On Saturday morning, you’ll pick up the Index-Journal and read about your favorite high school football teams. About your beloved Eagles and Vikings and Wildcats and Panthers. If you have a son who’s a player or a daughter who’s a cheerleader and they get their picture or their name in the paper, you’ll clip it out and hang it on the refrigerator. Or stash it in a drawer for safekeeping. Or share the online version to your Facebook page or Twitter feed.
Those stories, those keepsakes, don’t just show up through some kind of magic. They show up because men and women, writers and photographers, leave their homes and drive out to stadiums near and far and crank out those stories on deadlines so tight you wouldn’t believe it.
I’ve written game stories in press boxes and hotel lobbies and McDonald’s parking lots and under the harsh fluorescent lights outside of a 7/11. I’ve had deadlines so tight I’ve literally had to call an editor and just dictate a few extra paragraphs over the phone, like the old days, so that he could put it straight on the page, because there wasn’t time for anything else. The pressmen were “standing on the presses,” and they weren’t going to stand much longer.
That’s “the media.”
Elite? Ha! On multiple occasions I’ve literally walked to work in the snow to put out a paper. One time the Index’s press broke down, so we had our papers printed in Laurens. Executive Editor Richard Whiting drove over to Laurens, loaded hundreds of papers in his car and brought them back to the carrier loading dock. One of my co-workers at Free Times in Columbia keeps packets of Taco Bell hot sauce in her car. A former colleague at the Index, the indefatigable Matt Bruce, used to sleep on an old couch back in the pressroom. I once had a copy editor who would occasionally wear a Star Trek uniform to work. Not because it was Halloween, but because he didn’t have anything else clean.

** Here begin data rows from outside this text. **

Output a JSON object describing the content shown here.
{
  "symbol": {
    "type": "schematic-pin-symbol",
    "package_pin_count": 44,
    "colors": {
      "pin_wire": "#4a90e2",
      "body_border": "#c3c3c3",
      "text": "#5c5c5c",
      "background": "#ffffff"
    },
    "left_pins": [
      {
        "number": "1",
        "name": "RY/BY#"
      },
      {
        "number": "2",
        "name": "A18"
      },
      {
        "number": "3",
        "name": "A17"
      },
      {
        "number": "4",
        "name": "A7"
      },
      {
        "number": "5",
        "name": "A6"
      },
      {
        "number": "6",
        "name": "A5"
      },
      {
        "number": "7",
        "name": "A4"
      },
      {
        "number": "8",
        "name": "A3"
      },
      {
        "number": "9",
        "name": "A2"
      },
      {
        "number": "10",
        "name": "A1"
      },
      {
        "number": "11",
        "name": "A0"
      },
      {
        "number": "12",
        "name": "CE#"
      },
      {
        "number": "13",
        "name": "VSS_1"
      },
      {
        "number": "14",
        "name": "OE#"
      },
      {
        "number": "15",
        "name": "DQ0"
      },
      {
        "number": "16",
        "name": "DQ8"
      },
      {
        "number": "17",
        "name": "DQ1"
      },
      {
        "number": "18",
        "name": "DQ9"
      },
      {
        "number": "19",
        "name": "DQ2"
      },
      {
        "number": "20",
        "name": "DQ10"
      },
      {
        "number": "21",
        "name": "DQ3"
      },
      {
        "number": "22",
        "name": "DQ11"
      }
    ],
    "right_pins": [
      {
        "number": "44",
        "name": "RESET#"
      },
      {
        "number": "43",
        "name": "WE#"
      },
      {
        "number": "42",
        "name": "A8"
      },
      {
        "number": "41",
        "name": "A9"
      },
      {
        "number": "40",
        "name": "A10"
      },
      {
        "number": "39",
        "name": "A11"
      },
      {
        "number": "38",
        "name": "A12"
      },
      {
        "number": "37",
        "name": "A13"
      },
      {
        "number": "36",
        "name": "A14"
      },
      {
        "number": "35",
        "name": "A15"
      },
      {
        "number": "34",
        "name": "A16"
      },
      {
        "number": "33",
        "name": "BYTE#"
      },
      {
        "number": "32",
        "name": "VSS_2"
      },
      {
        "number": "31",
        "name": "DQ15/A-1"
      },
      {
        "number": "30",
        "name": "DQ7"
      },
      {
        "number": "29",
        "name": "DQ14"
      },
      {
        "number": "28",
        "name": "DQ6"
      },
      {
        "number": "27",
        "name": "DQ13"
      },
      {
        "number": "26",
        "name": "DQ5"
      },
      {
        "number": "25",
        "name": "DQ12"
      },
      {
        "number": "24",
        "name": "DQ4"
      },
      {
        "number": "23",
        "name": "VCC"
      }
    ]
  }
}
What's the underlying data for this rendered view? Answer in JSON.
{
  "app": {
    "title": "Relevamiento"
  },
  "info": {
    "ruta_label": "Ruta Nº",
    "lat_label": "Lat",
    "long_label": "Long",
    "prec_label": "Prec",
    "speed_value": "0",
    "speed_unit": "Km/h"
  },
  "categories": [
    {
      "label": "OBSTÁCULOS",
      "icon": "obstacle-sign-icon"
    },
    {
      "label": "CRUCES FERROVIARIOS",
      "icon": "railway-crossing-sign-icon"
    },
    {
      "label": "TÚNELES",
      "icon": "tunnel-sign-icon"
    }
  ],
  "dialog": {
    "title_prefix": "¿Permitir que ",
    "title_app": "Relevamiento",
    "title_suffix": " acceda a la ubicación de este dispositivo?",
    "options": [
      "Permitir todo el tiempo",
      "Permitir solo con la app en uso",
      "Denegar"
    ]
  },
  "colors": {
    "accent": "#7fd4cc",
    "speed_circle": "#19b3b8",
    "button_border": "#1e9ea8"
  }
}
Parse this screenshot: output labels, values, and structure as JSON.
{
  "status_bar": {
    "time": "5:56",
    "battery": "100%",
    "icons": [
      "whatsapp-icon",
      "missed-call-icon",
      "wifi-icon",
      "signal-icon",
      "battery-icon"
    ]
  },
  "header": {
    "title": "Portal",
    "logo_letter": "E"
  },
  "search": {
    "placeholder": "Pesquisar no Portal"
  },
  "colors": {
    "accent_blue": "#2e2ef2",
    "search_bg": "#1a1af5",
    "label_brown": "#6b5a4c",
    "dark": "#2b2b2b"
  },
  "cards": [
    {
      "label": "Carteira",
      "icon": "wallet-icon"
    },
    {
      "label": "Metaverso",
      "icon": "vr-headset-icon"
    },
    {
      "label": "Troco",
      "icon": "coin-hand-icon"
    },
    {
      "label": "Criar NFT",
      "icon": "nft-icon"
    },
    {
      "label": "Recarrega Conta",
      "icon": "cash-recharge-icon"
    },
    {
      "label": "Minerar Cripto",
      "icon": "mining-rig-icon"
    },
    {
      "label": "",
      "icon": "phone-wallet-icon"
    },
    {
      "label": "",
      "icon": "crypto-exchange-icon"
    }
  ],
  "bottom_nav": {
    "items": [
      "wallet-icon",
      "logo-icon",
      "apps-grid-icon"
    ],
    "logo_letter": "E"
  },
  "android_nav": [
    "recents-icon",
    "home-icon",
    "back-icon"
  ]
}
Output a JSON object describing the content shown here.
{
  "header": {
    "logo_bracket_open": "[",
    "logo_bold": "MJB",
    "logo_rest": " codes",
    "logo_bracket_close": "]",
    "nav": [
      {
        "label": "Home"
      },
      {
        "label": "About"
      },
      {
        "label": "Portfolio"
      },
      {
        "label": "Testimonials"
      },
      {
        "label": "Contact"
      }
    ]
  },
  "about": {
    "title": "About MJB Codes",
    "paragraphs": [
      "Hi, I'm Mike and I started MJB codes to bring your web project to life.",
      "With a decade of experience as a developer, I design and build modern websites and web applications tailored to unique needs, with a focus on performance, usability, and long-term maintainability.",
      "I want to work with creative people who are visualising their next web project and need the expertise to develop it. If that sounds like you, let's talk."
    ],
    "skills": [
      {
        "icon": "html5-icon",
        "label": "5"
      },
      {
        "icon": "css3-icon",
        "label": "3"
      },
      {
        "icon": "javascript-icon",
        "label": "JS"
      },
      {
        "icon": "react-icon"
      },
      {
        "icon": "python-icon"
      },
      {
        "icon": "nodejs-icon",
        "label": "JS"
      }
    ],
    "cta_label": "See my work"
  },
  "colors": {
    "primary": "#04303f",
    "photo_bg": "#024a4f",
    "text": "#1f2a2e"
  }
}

And, despite being in my 13th year in this business, I’ve yet to sit in a dark, smoky room and secretly discuss how to “cook up” a story against any person or thing. The only dark, smoky room I’ve ever sat in with other journalists was the old Sports Break.
There’s plenty of blame to go around as to why this year’s presidential race has been completely insane. And, yes, some of the machinations of the biggest news enterprises are certainly a part of that.
But I’m betting that Lester Holt won’t be covering your town council meeting or your kid’s next soccer game. And I can guarantee you Megyn Kelly doesn’t keep Taco Bell hot sauce in her car.
Chris Trainor is a contributing columnist for the Index-Journal. Contact him at ChrisTrainorSC@yahoo.com. You can follow him on Twitter@ChrisTrainorSC. Views expressed in this column are those of the writer only and do not represent the newspaper’s opinion.